> DATASET RECORDS
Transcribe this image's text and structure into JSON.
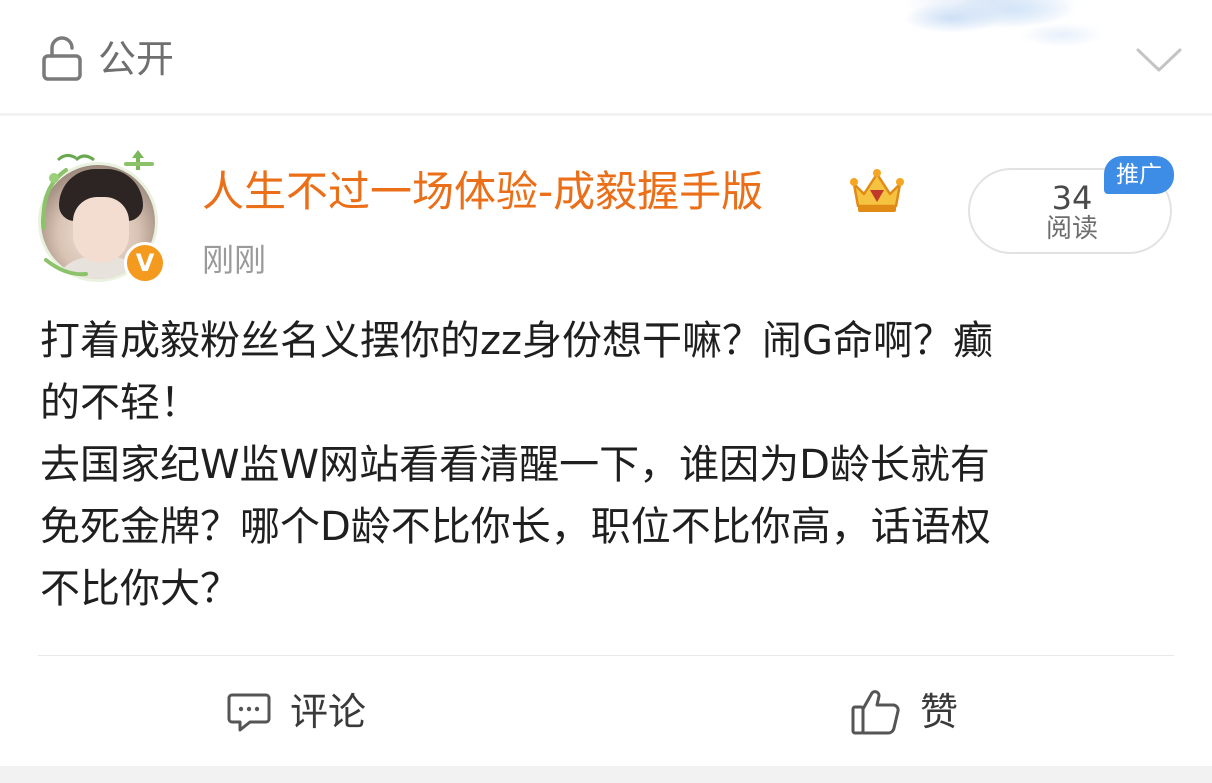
{
  "visibility": {
    "icon": "lock-icon",
    "label": "公开",
    "expand_icon": "chevron-down-icon"
  },
  "post": {
    "author": {
      "name": "人生不过一场体验-成毅握手版",
      "name_color": "#eb6f18",
      "verified_badge": "V",
      "verified_color": "#f39a1f",
      "vip_icon": "crown-icon"
    },
    "time": "刚刚",
    "reads": {
      "count": "34",
      "label": "阅读"
    },
    "promo_badge": "推广",
    "promo_color": "#3d8de6",
    "text_lines": [
      "打着成毅粉丝名义摆你的zz身份想干嘛？闹G命啊？癫",
      "的不轻！",
      "去国家纪W监W网站看看清醒一下，谁因为D龄长就有",
      "免死金牌？哪个D龄不比你长，职位不比你高，话语权",
      "不比你大？"
    ]
  },
  "actions": {
    "comment": {
      "icon": "comment-icon",
      "label": "评论"
    },
    "like": {
      "icon": "thumbs-up-icon",
      "label": "赞"
    }
  }
}
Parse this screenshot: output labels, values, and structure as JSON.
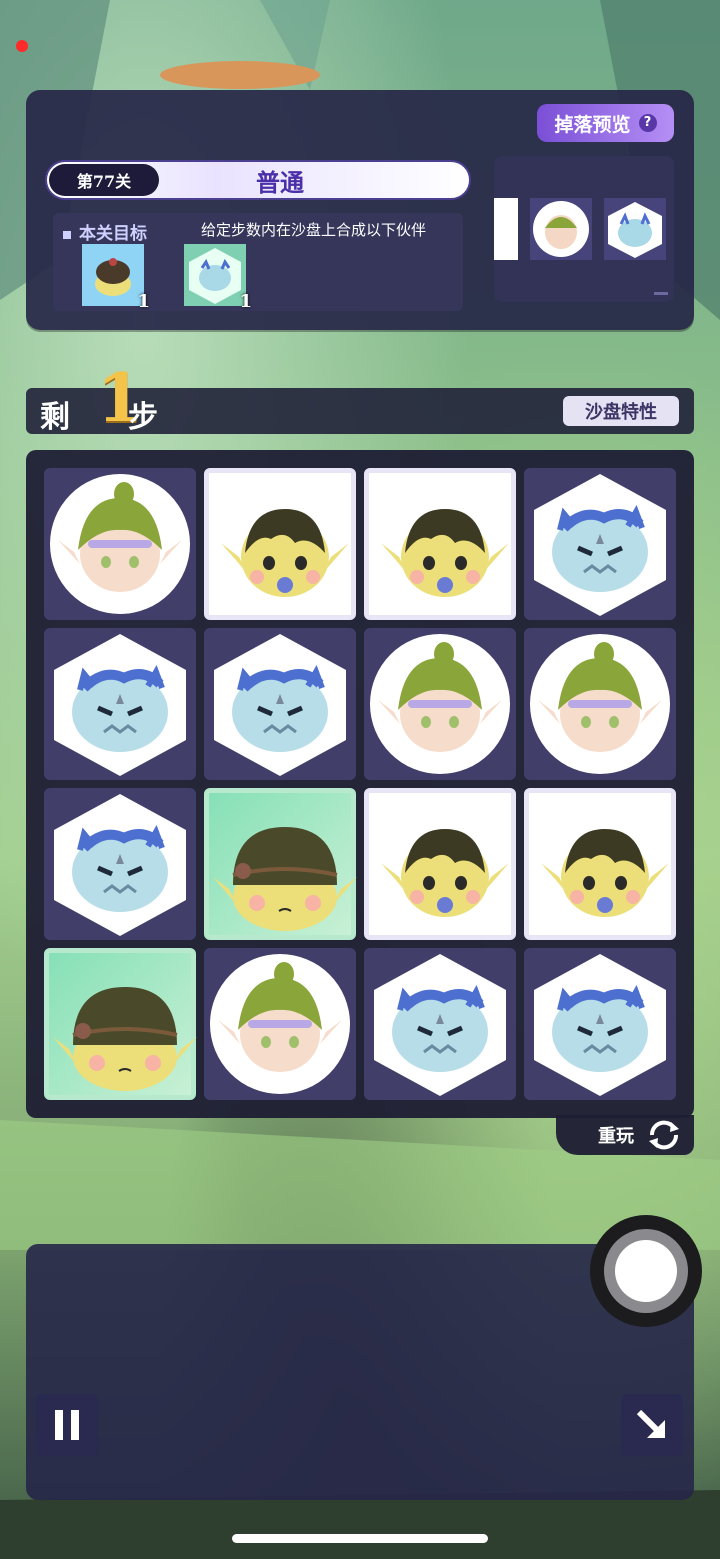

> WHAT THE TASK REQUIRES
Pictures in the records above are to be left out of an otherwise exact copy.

> REPLY
Transcribe this image's text and structure into JSON.
{
  "visibility": {
    "icon": "lock-icon",
    "label": "公开",
    "expand_icon": "chevron-down-icon"
  },
  "post": {
    "author": {
      "name": "人生不过一场体验-成毅握手版",
      "name_color": "#eb6f18",
      "verified_badge": "V",
      "verified_color": "#f39a1f",
      "vip_icon": "crown-icon"
    },
    "time": "刚刚",
    "reads": {
      "count": "34",
      "label": "阅读"
    },
    "promo_badge": "推广",
    "promo_color": "#3d8de6",
    "text_lines": [
      "打着成毅粉丝名义摆你的zz身份想干嘛？闹G命啊？癫",
      "的不轻！",
      "去国家纪W监W网站看看清醒一下，谁因为D龄长就有",
      "免死金牌？哪个D龄不比你长，职位不比你高，话语权",
      "不比你大？"
    ]
  },
  "actions": {
    "comment": {
      "icon": "comment-icon",
      "label": "评论"
    },
    "like": {
      "icon": "thumbs-up-icon",
      "label": "赞"
    }
  }
}
Parse this screenshot: output labels, values, and structure as JSON.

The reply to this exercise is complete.